§ Exercise details
Line count for "Schools": say how many lines of the data contain it, with no other text.
── Exercise data
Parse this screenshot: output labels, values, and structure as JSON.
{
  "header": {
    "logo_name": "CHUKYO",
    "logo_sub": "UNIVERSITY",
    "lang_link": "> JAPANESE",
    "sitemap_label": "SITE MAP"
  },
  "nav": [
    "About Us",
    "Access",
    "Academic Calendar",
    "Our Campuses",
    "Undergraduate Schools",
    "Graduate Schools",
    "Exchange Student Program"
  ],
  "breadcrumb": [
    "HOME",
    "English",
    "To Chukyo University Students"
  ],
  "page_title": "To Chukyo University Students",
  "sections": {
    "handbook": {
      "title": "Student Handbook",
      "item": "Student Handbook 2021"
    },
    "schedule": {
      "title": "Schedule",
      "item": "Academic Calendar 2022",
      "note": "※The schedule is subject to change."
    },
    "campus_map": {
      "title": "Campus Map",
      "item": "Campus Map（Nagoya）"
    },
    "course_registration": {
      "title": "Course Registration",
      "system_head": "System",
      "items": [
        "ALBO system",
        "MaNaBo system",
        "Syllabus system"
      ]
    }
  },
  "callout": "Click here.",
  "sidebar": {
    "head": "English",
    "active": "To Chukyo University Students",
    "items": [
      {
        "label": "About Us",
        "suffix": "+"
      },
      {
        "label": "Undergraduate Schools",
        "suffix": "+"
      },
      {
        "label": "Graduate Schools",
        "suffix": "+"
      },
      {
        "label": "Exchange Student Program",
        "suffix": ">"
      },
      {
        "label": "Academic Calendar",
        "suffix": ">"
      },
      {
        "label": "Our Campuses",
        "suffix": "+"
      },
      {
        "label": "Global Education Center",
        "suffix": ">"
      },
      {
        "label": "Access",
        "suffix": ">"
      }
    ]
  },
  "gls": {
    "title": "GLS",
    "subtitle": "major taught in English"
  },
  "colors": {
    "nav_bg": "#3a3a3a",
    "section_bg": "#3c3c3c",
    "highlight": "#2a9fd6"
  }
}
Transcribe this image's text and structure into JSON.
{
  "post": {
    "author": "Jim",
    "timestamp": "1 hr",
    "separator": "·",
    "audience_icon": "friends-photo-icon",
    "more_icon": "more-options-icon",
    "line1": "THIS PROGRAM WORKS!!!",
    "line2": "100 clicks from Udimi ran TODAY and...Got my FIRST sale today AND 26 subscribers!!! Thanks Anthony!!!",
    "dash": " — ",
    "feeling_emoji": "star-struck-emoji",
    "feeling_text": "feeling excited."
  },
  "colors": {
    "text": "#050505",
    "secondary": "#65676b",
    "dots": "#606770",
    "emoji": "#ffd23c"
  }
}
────
§ The answer
4